WORK INSTRUCTION:
Each line of the records containing "JSON" is to be copied out and returned.

App and web page records:
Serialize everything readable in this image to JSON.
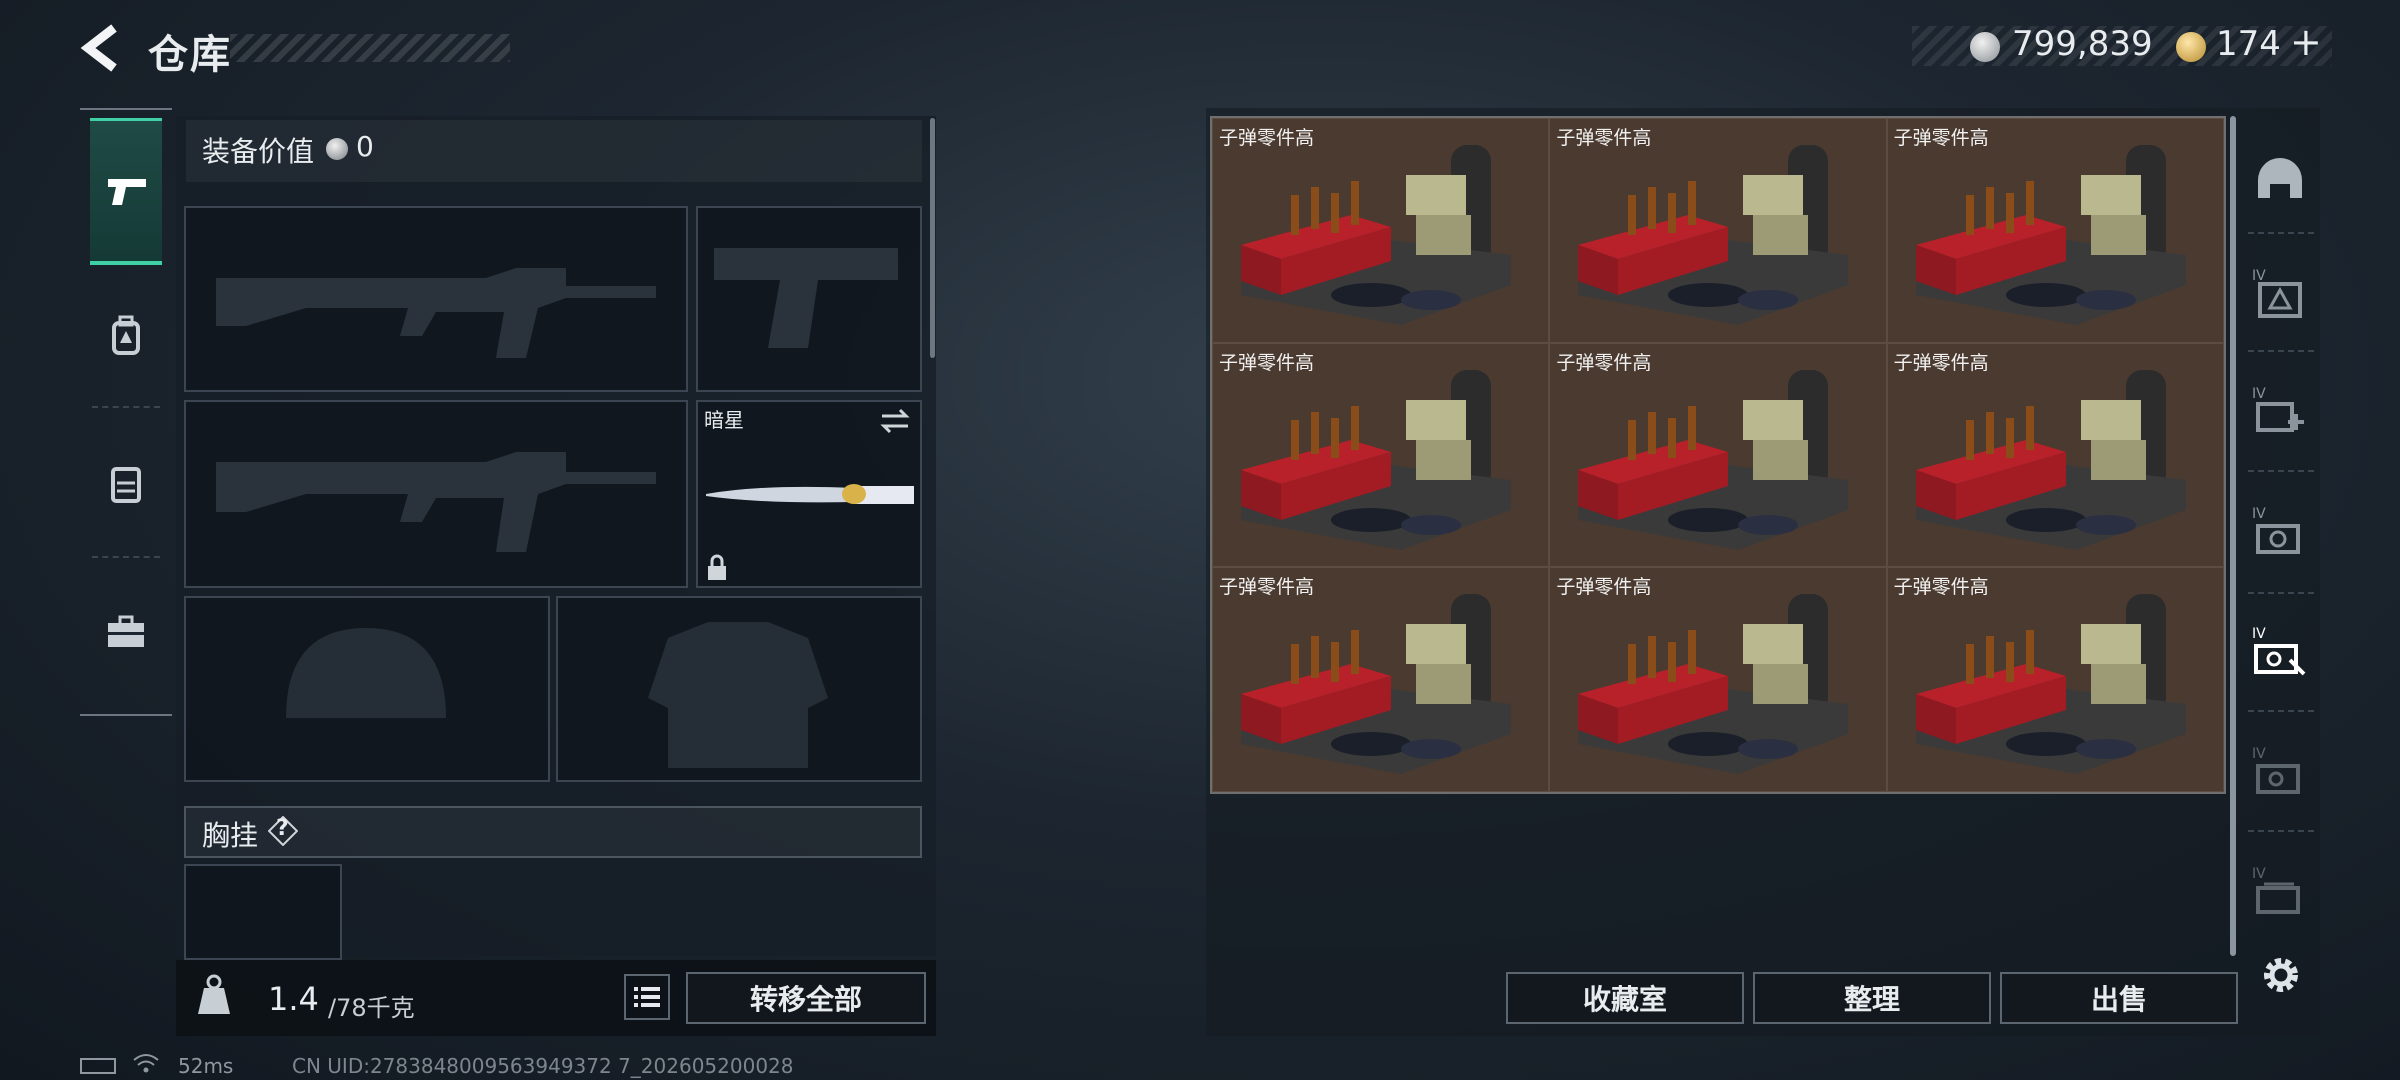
{
  "header": {
    "title": "仓库"
  },
  "currency": {
    "silver": "799,839",
    "gold": "174",
    "gold_plus": "+"
  },
  "equipment": {
    "value_label": "装备价值",
    "value": "0",
    "melee_name": "暗星",
    "rig_label": "胸挂",
    "rig_help": "?"
  },
  "weight": {
    "current": "1.4",
    "max": "/78千克"
  },
  "buttons": {
    "transfer_all": "转移全部",
    "collection": "收藏室",
    "sort": "整理",
    "sell": "出售"
  },
  "storage": {
    "items": [
      {
        "label": "子弹零件高"
      },
      {
        "label": "子弹零件高"
      },
      {
        "label": "子弹零件高"
      },
      {
        "label": "子弹零件高"
      },
      {
        "label": "子弹零件高"
      },
      {
        "label": "子弹零件高"
      },
      {
        "label": "子弹零件高"
      },
      {
        "label": "子弹零件高"
      },
      {
        "label": "子弹零件高"
      }
    ]
  },
  "status": {
    "ping": "52ms",
    "uid": "CN UID:2783848009563949372 7_202605200028"
  },
  "icons": {
    "back": "back-arrow-icon",
    "coin_silver": "silver-coin-icon",
    "coin_gold": "gold-coin-icon",
    "rail": [
      "pistol-icon",
      "backpack-icon",
      "vest-icon",
      "toolbox-icon"
    ],
    "right_rail": [
      "helmet-icon",
      "case-iv-icon",
      "medkit-iv-icon",
      "camera-iv-icon",
      "key-iv-icon",
      "key-iv-dim-icon",
      "card-iv-icon"
    ],
    "settings": "gear-icon"
  }
}
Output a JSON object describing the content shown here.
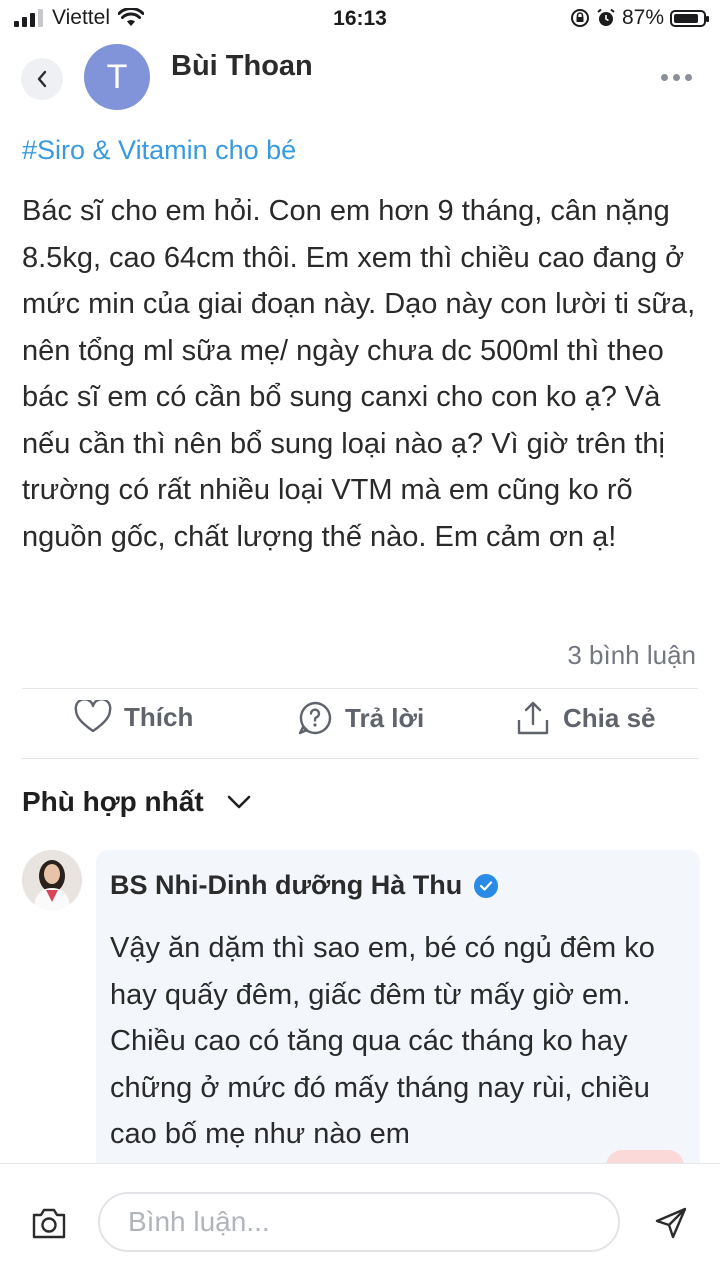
{
  "status_bar": {
    "carrier": "Viettel",
    "time": "16:13",
    "battery": "87%",
    "battery_level": 0.87
  },
  "header": {
    "avatar_letter": "T",
    "author": "Bùi Thoan"
  },
  "post": {
    "hashtag": "#Siro & Vitamin cho bé",
    "body": "Bác sĩ cho em hỏi. Con em hơn 9 tháng, cân nặng 8.5kg, cao 64cm thôi. Em xem thì chiều cao đang ở mức min của giai đoạn này. Dạo này con lười ti sữa, nên tổng ml sữa mẹ/ ngày chưa dc 500ml thì theo bác sĩ em có cần bổ sung canxi cho con ko ạ? Và nếu cần thì nên bổ sung loại nào ạ? Vì giờ trên thị trường có rất nhiều loại VTM mà em cũng ko rõ nguồn gốc, chất lượng thế nào. Em cảm ơn ạ!",
    "comment_count": "3 bình luận"
  },
  "actions": {
    "like": "Thích",
    "reply": "Trả lời",
    "share": "Chia sẻ"
  },
  "sort": {
    "label": "Phù hợp nhất"
  },
  "comment": {
    "author": "BS Nhi-Dinh dưỡng Hà Thu",
    "text": "Vậy ăn dặm thì sao em, bé có ngủ đêm ko hay quấy đêm, giấc đêm từ mấy giờ em. Chiều cao có tăng qua các tháng ko hay chững ở mức đó mấy tháng nay rùi, chiều cao bố mẹ như nào em"
  },
  "input": {
    "placeholder": "Bình luận..."
  },
  "colors": {
    "hashtag": "#3a9ae0",
    "avatar_bg": "#8193d9",
    "verified": "#2a8be6",
    "comment_bg": "#f3f6fb"
  },
  "icons": [
    "signal-icon",
    "wifi-icon",
    "lock-rotation-icon",
    "alarm-icon",
    "battery-icon",
    "back-icon",
    "more-icon",
    "heart-icon",
    "question-icon",
    "share-icon",
    "chevron-down-icon",
    "verified-icon",
    "camera-icon",
    "send-icon"
  ]
}
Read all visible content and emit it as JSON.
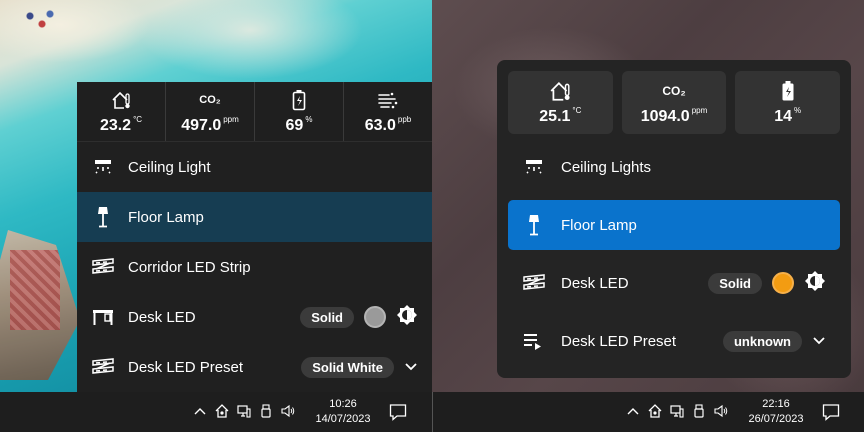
{
  "left": {
    "sensors": [
      {
        "icon": "home-thermometer-icon",
        "value": "23.2",
        "unit": "°C"
      },
      {
        "icon": "co2-icon",
        "value": "497.0",
        "unit": "ppm"
      },
      {
        "icon": "battery-icon",
        "value": "69",
        "unit": "%"
      },
      {
        "icon": "air-quality-icon",
        "value": "63.0",
        "unit": "ppb"
      }
    ],
    "rows": [
      {
        "icon": "ceiling-light-icon",
        "label": "Ceiling Light"
      },
      {
        "icon": "floor-lamp-icon",
        "label": "Floor Lamp",
        "active": true
      },
      {
        "icon": "led-strip-icon",
        "label": "Corridor LED Strip"
      },
      {
        "icon": "desk-icon",
        "label": "Desk LED",
        "mode": "Solid",
        "color": "#9a9a9a"
      },
      {
        "icon": "led-strip-icon",
        "label": "Desk LED Preset",
        "preset": "Solid White"
      }
    ],
    "taskbar": {
      "time": "10:26",
      "date": "14/07/2023"
    }
  },
  "right": {
    "sensors": [
      {
        "icon": "home-thermometer-icon",
        "value": "25.1",
        "unit": "°C"
      },
      {
        "icon": "co2-icon",
        "value": "1094.0",
        "unit": "ppm"
      },
      {
        "icon": "battery-charging-icon",
        "value": "14",
        "unit": "%"
      }
    ],
    "rows": [
      {
        "icon": "ceiling-light-icon",
        "label": "Ceiling Lights"
      },
      {
        "icon": "floor-lamp-icon",
        "label": "Floor Lamp",
        "active": true
      },
      {
        "icon": "led-strip-icon",
        "label": "Desk LED",
        "mode": "Solid",
        "color": "#f39c12"
      },
      {
        "icon": "playlist-icon",
        "label": "Desk LED Preset",
        "preset": "unknown"
      }
    ],
    "taskbar": {
      "time": "22:16",
      "date": "26/07/2023"
    }
  },
  "co2_glyph": "CO₂",
  "colors": {
    "left_active": "#163d52",
    "right_active": "#0a73cc",
    "panel": "#202020"
  }
}
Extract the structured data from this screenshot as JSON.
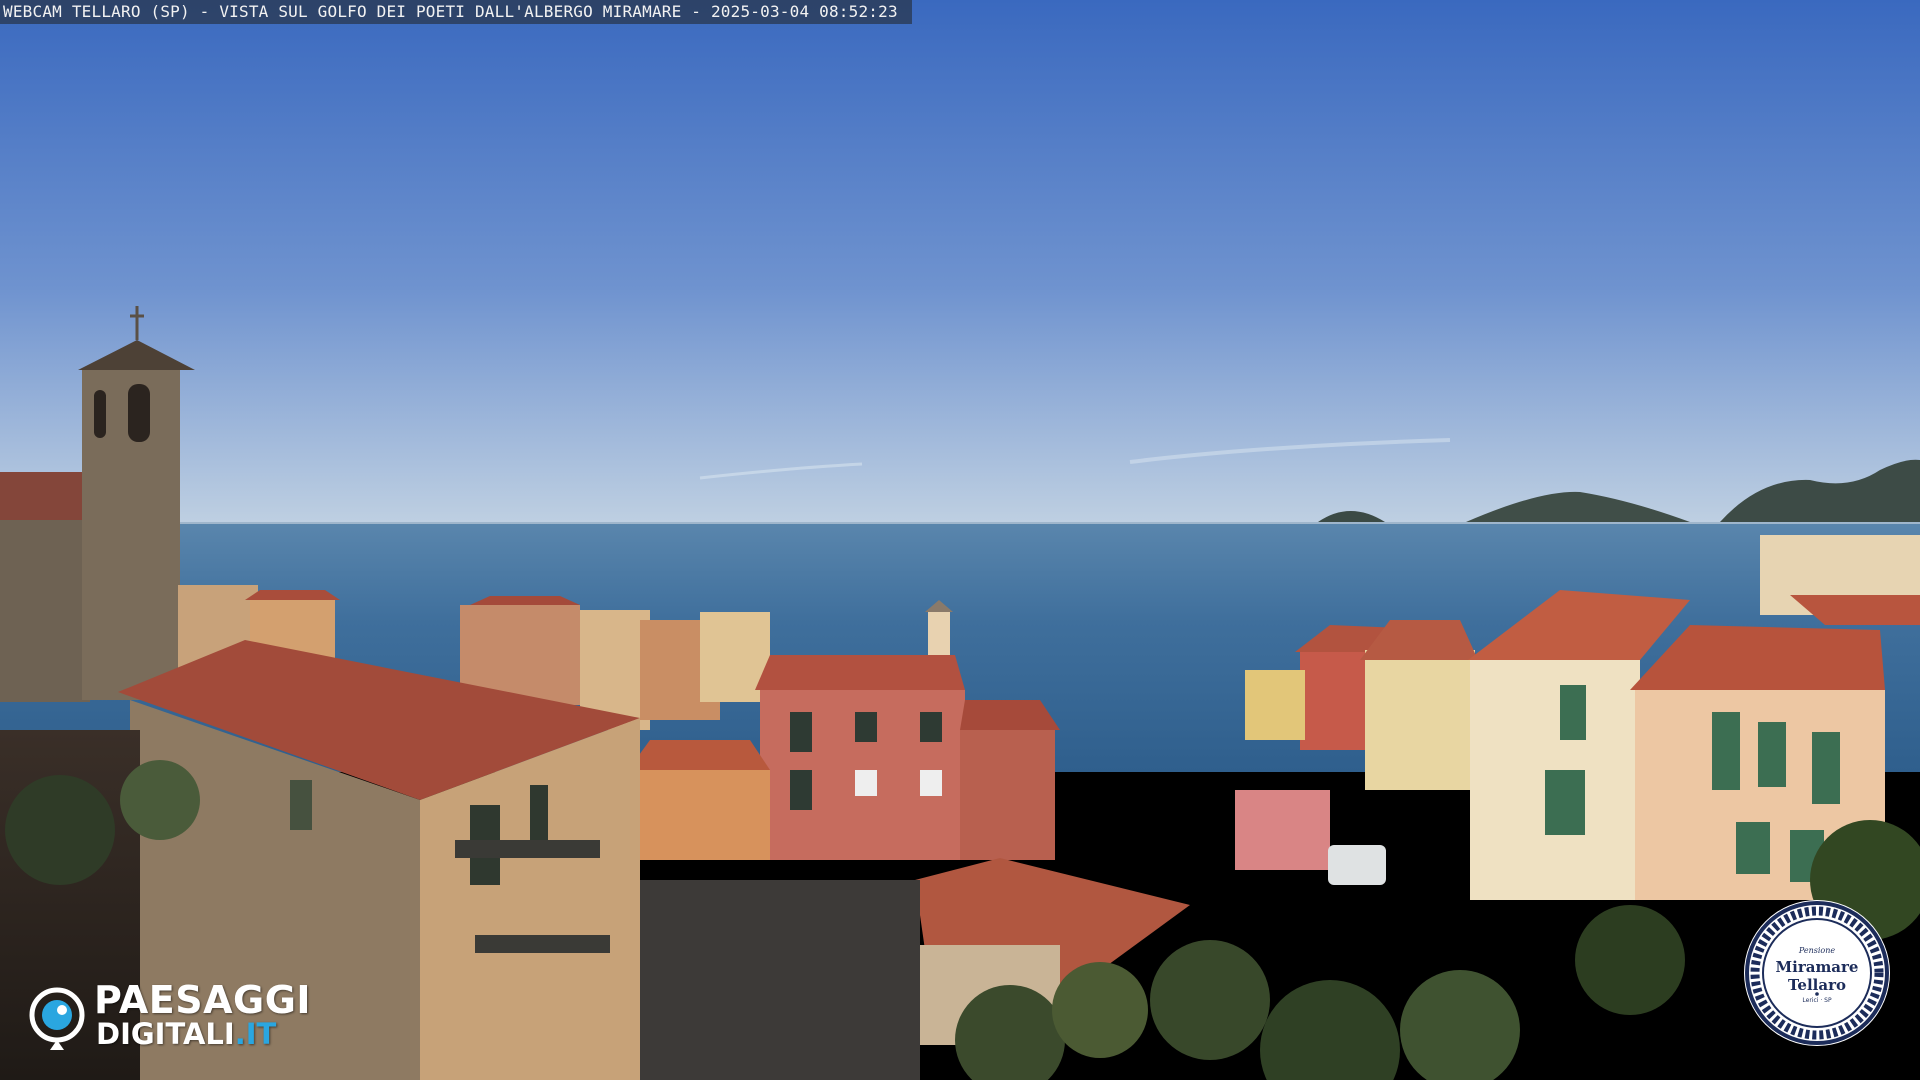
{
  "caption": {
    "text": "WEBCAM TELLARO (SP) - VISTA SUL GOLFO DEI POETI DALL'ALBERGO MIRAMARE - 2025-03-04 08:52:23"
  },
  "brand_logo": {
    "line1": "PAESAGGI",
    "line2_main": "DIGITALI",
    "line2_tld": ".IT",
    "icon": "eye-icon",
    "accent_color": "#2aa6e0"
  },
  "hotel_seal": {
    "small_text": "Pensione",
    "name_line1": "Miramare",
    "name_line2": "Tellaro",
    "tiny_text": "Lerici · SP",
    "ring_color": "#1c2c5a"
  },
  "colors": {
    "sky_top": "#3f6fc2",
    "sky_horizon": "#b9cbe0",
    "sea": "#3d6d9a",
    "roof": "#b4553f"
  }
}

ANSWER BOX:
Serialize everything readable in this image to JSON.
Output a JSON object describing the content shown here.
Read all visible content and emit it as JSON.
Extract the structured data from this screenshot as JSON.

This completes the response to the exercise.